How might one more precisely explain what the downside of using a DAE system is in terms of "what is lost in approximation"?

As you pointed out, you can express some physical systems in multiple ways. Any ODE can be expressed as a DAE; you can also take advantage of conservation laws to rewrite your system of differential equations. In general, rewriting an ODE as a DAE (in a trivial way, re-expressing $\dot{y} = f(y)$ as $\dot{y} - f(y) = 0$) and using numerical methods is more expensive, but not always. For instance, if when using sparse direct methods to solve the linear systems for the numerical methods, the Jacobian matrix of the DAE is much more sparse than the Jacobian matrix of the right-hand-side of the ODE, then solving the DAE may be faster. For a while, this approach was advocated in combustion.

Some ODE methods don't preserve certain types of invariants (e.g., the conservation laws in your example), so the numerical solution might be mostly accurate, but fail to satisfy the invariant in a noticeable way. An example would be something like using a Runge-Kutta method for some Hamiltonian system like orbital dynamics; over short times, your numerical solution will be fine, but over long times, failure to conserve energy will start to introduce significant error in the numerical solution. This shortcoming can be corrected by using symplectic methods (e.g., Verlet), or you could solve the DAE, assuming the DAE is stable.

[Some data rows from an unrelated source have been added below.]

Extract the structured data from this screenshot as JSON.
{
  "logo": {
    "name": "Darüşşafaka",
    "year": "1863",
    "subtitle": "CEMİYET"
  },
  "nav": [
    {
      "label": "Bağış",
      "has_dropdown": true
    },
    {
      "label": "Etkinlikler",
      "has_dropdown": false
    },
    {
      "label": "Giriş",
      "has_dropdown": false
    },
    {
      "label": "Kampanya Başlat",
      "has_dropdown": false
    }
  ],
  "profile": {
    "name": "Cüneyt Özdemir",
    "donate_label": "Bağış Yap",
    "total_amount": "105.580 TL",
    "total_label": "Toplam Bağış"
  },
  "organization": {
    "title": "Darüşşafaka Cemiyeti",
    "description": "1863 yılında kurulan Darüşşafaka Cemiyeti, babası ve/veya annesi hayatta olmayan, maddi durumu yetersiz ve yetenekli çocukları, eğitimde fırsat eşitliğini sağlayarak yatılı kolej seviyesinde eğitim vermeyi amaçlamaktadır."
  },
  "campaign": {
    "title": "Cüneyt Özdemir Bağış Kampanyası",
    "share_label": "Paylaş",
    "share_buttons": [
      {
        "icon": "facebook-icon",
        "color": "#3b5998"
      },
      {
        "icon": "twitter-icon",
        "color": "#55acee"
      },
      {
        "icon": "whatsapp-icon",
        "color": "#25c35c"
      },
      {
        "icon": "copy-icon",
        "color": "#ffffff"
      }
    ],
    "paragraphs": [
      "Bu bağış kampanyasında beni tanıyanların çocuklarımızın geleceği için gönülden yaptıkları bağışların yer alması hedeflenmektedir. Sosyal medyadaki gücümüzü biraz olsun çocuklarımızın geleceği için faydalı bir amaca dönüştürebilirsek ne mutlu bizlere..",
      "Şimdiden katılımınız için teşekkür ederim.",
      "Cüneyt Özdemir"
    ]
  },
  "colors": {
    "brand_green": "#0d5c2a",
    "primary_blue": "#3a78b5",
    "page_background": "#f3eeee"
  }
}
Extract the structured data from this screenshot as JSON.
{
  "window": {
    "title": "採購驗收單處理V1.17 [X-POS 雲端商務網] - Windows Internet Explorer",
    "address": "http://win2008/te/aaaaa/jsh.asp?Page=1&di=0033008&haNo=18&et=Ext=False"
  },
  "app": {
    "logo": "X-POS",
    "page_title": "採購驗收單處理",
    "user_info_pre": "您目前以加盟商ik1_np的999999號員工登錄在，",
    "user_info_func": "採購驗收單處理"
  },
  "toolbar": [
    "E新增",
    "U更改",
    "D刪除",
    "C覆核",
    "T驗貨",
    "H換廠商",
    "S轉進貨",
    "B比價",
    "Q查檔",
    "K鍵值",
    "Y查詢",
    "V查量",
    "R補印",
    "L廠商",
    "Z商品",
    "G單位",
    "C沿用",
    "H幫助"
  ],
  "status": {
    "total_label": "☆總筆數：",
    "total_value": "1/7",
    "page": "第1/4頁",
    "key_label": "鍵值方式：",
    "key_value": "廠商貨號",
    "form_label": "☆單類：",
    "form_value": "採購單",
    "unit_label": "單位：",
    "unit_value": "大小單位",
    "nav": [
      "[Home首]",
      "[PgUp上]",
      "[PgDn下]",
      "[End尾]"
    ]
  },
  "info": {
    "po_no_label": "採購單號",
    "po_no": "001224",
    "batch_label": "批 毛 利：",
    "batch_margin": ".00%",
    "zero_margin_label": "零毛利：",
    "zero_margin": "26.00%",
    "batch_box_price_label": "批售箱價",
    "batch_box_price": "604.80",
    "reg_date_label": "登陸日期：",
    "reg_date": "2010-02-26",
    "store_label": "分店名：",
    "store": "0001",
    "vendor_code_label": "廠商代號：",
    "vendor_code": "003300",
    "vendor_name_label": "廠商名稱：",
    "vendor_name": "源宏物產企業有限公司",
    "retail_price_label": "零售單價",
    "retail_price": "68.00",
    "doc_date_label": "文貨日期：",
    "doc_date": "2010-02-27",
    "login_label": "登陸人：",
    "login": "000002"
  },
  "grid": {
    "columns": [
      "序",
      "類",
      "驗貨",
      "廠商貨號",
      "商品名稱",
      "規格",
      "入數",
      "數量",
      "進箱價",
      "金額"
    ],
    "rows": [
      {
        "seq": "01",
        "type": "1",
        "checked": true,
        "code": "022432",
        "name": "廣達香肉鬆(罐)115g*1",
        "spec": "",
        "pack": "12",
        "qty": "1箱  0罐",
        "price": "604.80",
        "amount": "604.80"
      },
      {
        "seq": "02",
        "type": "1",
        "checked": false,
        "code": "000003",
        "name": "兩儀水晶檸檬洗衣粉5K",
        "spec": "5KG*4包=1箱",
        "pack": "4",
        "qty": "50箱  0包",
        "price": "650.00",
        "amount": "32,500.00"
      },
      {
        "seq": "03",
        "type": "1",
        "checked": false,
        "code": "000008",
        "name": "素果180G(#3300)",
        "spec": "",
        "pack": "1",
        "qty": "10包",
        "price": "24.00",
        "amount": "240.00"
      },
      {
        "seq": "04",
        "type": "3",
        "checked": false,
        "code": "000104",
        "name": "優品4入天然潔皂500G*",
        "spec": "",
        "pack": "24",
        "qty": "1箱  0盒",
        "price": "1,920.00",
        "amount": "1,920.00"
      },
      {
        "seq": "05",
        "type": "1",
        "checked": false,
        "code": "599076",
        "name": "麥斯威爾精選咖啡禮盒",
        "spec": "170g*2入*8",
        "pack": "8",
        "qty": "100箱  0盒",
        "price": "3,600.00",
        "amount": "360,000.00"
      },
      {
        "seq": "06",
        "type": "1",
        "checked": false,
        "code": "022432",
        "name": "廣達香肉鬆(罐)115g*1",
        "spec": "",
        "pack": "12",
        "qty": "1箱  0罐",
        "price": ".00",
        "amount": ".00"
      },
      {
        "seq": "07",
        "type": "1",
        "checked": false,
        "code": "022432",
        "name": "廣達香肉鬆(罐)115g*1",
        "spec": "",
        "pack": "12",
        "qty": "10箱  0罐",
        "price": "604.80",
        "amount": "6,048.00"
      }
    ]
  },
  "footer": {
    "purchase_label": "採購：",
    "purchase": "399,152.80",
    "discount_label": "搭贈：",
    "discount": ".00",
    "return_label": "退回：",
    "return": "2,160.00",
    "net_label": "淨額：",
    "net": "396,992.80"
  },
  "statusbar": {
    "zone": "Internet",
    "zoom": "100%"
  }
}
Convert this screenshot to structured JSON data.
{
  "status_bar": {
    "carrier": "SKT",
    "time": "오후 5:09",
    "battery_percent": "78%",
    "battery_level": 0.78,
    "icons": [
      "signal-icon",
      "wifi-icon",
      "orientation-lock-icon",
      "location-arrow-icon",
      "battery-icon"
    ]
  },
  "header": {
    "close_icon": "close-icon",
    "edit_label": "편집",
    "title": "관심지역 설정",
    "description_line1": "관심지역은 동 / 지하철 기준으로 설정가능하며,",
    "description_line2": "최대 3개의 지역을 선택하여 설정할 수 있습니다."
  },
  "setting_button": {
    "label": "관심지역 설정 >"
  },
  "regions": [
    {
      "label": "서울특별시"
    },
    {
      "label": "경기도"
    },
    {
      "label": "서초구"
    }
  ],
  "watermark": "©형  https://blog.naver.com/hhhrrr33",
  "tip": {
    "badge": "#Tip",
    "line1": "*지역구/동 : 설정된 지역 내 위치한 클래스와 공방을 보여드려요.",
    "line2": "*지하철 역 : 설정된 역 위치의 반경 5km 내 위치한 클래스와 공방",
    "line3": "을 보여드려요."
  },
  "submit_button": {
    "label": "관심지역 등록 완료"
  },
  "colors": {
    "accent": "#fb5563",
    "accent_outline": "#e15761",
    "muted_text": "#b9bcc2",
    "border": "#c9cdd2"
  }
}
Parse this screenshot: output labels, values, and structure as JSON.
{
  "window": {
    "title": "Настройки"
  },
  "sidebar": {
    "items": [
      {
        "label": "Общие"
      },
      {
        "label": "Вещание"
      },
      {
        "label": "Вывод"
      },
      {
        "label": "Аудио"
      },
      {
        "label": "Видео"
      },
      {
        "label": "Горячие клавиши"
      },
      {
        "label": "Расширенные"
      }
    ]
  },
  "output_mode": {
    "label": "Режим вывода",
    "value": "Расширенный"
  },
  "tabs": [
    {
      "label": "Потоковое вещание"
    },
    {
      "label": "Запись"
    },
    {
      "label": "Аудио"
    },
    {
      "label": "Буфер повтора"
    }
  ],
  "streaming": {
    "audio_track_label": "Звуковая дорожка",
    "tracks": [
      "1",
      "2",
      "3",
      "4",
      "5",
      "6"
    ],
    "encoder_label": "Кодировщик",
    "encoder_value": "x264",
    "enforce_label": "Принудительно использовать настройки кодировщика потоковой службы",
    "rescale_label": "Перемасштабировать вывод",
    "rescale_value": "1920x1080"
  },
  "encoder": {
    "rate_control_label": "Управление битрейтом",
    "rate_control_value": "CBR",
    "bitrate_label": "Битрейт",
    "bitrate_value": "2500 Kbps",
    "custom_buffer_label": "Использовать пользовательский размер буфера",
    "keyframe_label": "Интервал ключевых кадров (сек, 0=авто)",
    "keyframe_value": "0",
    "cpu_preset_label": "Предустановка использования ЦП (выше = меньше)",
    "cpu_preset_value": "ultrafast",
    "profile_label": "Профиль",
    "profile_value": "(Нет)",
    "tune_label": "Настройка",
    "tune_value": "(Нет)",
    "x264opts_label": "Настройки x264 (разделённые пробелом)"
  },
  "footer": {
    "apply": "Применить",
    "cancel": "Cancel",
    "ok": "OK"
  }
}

• "...or you could solve the DAE, assuming the DAE is stable." -- but if I do that, and now save the conservation law, where I am losing out instead? – user89 Dec 25 '14 at 0:50
• To summarize my answer, you usually give up something in execution time; solving the DAE is usually slower. You also might not be able to solve the DAE, depending on its index. – Geoff Oxberry Dec 27 '14 at 3:56